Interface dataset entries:

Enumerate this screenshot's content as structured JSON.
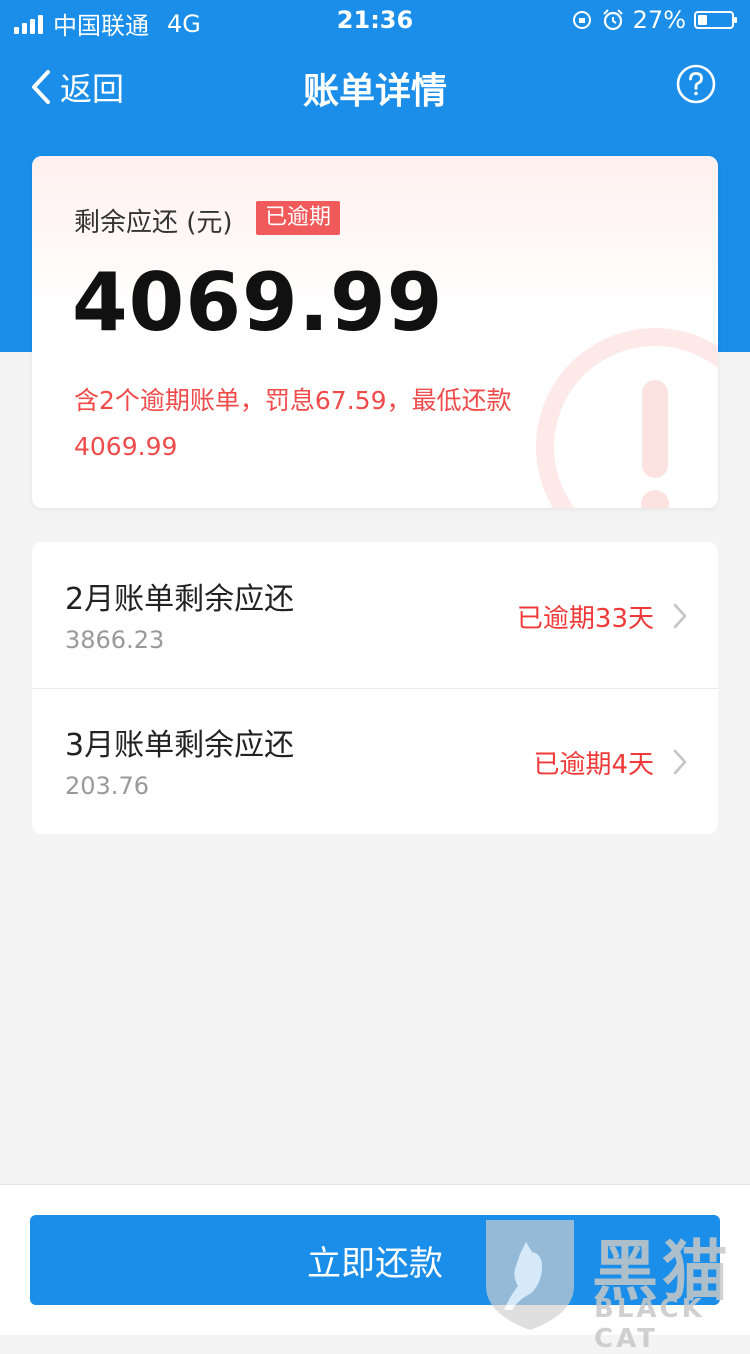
{
  "status_bar": {
    "carrier": "中国联通",
    "network": "4G",
    "time": "21:36",
    "battery": "27%",
    "battery_level": 0.27
  },
  "nav": {
    "back_label": "返回",
    "title": "账单详情",
    "help_icon": "question-circle-icon"
  },
  "summary": {
    "label": "剩余应还 (元)",
    "tag": "已逾期",
    "amount": "4069.99",
    "note": "含2个逾期账单，罚息67.59，最低还款4069.99"
  },
  "bills": [
    {
      "title": "2月账单剩余应还",
      "amount": "3866.23",
      "status": "已逾期33天"
    },
    {
      "title": "3月账单剩余应还",
      "amount": "203.76",
      "status": "已逾期4天"
    }
  ],
  "action": {
    "pay_label": "立即还款"
  },
  "watermark": {
    "cn": "黑猫",
    "en": "BLACK CAT"
  },
  "colors": {
    "primary": "#1a8ee8",
    "overdue": "#f03a3a",
    "tag": "#f05a5a",
    "background": "#f4f4f4"
  }
}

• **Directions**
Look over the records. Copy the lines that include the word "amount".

• **Your response**
    "amount": "4069.99",
      "amount": "3866.23",
      "amount": "203.76",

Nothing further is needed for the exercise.